WORK ORDER: Please reply with one number only: how many lines in the entries below contain the string "this".
[LISTED ENTRIES — start]
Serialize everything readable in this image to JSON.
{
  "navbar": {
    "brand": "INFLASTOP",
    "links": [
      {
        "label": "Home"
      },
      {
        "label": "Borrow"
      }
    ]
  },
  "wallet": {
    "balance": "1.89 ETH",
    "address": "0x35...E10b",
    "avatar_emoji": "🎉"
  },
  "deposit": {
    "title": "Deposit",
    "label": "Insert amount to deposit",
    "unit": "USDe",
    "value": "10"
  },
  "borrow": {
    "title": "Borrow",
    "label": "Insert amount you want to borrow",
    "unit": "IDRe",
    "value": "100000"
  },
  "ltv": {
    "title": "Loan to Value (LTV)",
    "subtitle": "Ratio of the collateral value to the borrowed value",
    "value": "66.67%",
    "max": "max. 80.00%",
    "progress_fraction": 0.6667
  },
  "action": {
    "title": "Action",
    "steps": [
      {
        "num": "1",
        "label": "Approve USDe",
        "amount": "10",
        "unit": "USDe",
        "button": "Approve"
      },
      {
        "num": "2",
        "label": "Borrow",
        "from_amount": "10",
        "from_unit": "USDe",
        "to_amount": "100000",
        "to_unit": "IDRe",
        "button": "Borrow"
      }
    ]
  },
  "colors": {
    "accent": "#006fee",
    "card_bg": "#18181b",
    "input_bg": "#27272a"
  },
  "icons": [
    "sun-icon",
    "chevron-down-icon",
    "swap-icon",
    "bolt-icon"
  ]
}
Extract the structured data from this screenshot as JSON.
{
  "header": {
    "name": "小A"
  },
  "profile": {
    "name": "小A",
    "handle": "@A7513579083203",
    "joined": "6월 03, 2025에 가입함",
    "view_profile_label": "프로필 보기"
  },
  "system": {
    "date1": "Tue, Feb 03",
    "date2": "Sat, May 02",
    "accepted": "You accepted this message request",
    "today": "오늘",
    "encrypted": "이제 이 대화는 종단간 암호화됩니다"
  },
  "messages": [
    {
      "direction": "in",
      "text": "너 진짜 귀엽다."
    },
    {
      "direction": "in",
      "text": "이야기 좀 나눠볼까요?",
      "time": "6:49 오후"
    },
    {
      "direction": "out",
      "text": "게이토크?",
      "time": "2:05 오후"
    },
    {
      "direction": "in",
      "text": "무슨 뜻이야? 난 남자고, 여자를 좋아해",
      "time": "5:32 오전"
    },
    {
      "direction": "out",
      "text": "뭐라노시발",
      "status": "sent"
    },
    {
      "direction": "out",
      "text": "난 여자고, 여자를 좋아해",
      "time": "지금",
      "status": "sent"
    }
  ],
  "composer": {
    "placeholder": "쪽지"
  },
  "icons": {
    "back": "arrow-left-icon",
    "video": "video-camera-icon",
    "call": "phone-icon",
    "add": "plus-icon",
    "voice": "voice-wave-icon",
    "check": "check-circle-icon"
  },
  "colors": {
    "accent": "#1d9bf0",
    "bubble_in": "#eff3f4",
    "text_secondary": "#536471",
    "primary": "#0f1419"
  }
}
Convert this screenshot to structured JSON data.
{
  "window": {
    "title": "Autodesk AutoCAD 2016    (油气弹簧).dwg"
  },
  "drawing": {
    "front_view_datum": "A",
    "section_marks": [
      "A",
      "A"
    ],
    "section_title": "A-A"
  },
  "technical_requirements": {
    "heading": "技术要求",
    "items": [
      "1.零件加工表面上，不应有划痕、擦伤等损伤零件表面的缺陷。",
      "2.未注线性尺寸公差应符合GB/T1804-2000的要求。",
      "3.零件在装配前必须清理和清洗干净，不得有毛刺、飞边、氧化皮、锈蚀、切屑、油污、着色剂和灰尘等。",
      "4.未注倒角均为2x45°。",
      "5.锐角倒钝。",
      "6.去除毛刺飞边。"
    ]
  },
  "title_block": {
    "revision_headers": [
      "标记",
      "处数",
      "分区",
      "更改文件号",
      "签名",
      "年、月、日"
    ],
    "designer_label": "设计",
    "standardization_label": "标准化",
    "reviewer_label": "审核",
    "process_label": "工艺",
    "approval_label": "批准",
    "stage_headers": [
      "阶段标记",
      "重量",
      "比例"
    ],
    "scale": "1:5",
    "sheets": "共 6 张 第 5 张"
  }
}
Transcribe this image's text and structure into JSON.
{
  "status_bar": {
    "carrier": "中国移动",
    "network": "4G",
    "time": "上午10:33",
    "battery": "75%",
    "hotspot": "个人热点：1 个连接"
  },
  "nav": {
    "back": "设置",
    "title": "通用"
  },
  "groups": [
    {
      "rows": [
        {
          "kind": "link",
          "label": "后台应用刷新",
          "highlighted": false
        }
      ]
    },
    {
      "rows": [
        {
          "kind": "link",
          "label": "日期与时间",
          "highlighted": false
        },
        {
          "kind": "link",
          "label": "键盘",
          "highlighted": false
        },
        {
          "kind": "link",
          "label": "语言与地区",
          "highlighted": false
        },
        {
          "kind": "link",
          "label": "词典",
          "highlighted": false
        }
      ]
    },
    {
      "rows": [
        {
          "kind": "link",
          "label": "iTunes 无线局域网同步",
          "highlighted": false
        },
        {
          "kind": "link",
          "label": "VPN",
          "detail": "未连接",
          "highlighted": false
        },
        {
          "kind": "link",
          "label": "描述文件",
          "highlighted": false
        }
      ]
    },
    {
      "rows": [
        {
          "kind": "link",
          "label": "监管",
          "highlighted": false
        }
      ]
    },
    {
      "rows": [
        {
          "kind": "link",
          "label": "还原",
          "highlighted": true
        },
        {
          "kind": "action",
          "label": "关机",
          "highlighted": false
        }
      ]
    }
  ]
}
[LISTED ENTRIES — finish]
WRITTEN REPLY: 5